President Donald Trump asserted on social media that former Obama administration officials had illegally surveilled members of his campaign in 2016. The president's tweet arrived after the chairman of the House Intelligence Committee, Republican Rep. Devin Nunes of California, issued subpoenas to federal agencies to provide information on the matter.
On June 1, Trump took to Twitter to accuse officials who served under former President Barack Obama of illegally unmasking U.S. citizens.
"The big story is the 'unmasking and surveillance' of people that took place during the Obama administration," Trump tweeted out.
Whenever the U.S. intelligence community intercepts foreign communications, they are legally required to mask the names of American citizens in any transcripts circulated throughout the American governments. Administration officials are allowed to request that the intelligence community unmask a name if knowing the citizen's identity is critical to analyzing the transcript, according to The New York Times.
On May 31, the HIC issued seven subpoenas for information related to their investigation into the Russian government's interference in the 2016 presidential election. Three of the subpoenas requested that the CIA, FBI and NSA provide any relevant information to Obama administration officials ordering the unmasking of Trump campaign members in intelligence transcripts, The Hill reports.
GOP lawmakers and Trump aides had expressed concern that Obama administration officials had during the election improperly requested that the names of Trump campaign members for partisan purposes. Former Trump campaign deputy manager David Bossie asserted that there was more evidence of illegal unmasking than of his team colluding with Russian officials to subvert the election.
"We have evidence here... These subpoenas will get to the bottom of whether any illegal activity or any political shenanigans went on with sharing classified information," Bossie told Fox News.

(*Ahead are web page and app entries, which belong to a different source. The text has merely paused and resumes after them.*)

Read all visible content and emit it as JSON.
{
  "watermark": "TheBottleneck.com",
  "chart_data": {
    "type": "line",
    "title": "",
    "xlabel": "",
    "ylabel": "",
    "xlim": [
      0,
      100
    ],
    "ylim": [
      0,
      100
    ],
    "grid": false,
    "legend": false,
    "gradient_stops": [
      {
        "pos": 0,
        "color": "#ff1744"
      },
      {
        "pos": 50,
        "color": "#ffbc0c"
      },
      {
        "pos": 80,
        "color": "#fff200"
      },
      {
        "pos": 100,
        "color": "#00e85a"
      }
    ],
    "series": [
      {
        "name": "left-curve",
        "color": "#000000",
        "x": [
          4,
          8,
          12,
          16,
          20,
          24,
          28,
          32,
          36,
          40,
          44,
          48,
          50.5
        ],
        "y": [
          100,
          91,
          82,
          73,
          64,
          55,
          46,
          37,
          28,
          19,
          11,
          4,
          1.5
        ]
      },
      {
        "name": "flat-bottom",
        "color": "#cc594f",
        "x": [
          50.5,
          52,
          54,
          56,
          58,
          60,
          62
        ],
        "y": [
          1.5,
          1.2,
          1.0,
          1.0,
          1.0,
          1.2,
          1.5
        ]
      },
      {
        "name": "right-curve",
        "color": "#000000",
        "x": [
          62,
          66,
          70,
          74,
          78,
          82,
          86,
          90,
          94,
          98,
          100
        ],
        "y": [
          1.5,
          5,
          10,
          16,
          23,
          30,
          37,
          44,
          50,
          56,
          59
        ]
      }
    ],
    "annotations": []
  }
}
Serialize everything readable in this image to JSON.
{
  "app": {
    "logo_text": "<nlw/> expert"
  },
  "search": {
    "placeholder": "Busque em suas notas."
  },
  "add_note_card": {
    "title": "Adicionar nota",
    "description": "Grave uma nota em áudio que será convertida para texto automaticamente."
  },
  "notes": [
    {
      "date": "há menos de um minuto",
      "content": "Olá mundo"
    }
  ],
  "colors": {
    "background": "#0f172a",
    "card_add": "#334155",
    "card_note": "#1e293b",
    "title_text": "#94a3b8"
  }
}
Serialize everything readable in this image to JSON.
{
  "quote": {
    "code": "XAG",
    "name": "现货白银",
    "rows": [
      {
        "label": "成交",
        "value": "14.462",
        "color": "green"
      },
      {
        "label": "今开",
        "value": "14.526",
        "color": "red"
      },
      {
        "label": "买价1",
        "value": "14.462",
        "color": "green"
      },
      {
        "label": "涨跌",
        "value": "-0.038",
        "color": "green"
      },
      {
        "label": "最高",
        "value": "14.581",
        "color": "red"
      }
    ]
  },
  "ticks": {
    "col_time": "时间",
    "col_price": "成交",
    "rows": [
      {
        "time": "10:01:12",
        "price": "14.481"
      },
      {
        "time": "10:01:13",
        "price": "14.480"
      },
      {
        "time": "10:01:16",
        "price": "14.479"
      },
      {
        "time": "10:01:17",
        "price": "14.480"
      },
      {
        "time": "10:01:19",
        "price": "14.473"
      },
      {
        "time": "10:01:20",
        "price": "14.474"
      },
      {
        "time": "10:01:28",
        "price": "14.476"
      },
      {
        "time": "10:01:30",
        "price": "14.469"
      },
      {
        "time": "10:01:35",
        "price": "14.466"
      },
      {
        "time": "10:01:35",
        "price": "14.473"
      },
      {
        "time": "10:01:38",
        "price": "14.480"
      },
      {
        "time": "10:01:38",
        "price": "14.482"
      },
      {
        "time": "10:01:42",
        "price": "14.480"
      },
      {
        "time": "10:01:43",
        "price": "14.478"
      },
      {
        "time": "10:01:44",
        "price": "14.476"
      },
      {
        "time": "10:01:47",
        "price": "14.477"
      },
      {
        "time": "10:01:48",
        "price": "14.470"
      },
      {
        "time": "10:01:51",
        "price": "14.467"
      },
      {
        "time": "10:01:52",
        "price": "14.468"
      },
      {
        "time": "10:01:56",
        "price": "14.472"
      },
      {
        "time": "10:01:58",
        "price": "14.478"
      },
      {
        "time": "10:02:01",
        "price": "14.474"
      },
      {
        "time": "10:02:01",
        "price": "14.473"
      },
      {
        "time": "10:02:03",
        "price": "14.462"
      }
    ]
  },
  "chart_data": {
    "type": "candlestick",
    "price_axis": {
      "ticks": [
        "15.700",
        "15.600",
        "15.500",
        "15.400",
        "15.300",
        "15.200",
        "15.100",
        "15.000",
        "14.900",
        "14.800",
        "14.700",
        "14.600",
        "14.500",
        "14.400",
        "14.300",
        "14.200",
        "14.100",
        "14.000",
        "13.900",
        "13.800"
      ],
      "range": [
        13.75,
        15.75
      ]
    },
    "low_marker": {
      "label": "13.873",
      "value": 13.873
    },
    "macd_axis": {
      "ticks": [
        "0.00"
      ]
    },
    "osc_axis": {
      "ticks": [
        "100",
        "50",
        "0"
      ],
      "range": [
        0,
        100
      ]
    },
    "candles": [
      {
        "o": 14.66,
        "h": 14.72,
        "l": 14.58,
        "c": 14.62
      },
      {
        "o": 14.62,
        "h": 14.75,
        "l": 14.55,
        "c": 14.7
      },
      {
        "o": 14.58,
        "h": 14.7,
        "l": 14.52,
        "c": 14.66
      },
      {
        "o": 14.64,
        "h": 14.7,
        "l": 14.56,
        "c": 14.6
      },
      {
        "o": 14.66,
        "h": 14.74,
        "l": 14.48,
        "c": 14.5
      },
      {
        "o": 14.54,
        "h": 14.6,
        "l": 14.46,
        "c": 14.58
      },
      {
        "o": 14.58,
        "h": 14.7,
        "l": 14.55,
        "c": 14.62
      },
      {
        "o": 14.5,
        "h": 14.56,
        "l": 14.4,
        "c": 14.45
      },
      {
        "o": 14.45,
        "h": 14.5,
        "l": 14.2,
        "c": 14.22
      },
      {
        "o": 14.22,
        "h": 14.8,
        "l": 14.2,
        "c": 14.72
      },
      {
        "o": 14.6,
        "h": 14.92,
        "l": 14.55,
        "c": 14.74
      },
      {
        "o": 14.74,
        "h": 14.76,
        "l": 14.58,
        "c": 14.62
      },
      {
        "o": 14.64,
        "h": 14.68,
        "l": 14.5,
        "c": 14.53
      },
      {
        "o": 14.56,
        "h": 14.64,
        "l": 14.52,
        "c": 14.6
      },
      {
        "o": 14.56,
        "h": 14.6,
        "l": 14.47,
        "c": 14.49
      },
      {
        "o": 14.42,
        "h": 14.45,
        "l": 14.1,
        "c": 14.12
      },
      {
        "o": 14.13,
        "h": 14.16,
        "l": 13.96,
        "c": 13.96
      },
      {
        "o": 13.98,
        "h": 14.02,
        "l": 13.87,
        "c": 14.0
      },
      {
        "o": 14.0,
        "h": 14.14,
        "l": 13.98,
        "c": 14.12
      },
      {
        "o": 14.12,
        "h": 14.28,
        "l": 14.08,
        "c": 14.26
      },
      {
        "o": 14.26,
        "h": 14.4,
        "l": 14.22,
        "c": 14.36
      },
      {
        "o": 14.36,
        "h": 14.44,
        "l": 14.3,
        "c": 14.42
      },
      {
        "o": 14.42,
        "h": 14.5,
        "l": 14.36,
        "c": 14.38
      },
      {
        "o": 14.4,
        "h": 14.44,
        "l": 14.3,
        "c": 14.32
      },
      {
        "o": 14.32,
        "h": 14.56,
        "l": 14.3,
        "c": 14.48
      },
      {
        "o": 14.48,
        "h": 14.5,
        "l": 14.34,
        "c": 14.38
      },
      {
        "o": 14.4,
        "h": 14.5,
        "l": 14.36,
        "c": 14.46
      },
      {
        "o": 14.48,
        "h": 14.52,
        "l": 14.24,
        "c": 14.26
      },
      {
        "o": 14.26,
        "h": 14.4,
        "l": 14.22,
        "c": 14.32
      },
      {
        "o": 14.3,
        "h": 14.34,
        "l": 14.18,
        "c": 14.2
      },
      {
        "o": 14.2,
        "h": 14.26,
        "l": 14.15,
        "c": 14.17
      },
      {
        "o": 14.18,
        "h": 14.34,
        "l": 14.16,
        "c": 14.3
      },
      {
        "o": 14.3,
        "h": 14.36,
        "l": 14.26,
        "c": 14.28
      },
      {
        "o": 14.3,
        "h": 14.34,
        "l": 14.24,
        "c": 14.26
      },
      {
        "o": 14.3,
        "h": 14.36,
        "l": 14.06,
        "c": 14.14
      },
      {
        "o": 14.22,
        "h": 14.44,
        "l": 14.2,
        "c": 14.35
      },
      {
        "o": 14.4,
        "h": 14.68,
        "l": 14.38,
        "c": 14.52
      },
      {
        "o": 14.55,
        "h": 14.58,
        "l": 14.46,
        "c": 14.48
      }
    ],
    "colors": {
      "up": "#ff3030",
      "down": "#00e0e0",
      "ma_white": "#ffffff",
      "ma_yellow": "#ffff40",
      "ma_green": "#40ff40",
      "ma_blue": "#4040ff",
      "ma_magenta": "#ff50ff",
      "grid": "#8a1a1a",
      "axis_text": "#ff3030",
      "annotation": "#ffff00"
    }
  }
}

The subpoenas, which were issued by Nunes, specifically named former National Security Adviser Susan Rice, former CIA Director John Brennan and U.N. ambassador Samantha Power as persons of interest.
The ranking HIC member Democratic Rep. Adam Schiff of California blasted Nunes for issuing the subpoenas, noting that the GOP chairman had recused himself from the panel's Russia probe.
"I think that's a violation of the recusal by the Chairman," Schiff told MSNBC, adding that Schiff did not consult any Democratic members beforehand.
Schiff asserted that Nunes issued the subpoenas to satisfy "The White House's desire to shift attention away from the Russia probe and onto the issue of unmasking."
On April 6, Nunes recused himself from the HIC panel's Russia investigation after he was investigated for ethics violations. The California lawmaker had publicly revealed intelligence provided to him by White House officials to support Trump's unfounded claim that Obama had ordered surveillance against his campaign. The disclosure drew accusations that the committee chairman was coordinating with the Trump administration to derail the Russia probe, according to CNN.
On April 7, Nunes told his fellow California Republicans during a private dinner that he had not formally resigned and would resume his powers as chairman as soon as the House Ethics Committee concluded its investigation into his conduct.
"When these ethics charges are gone then I’m going to be back again," Nunes said, according to the Los Angeles Times.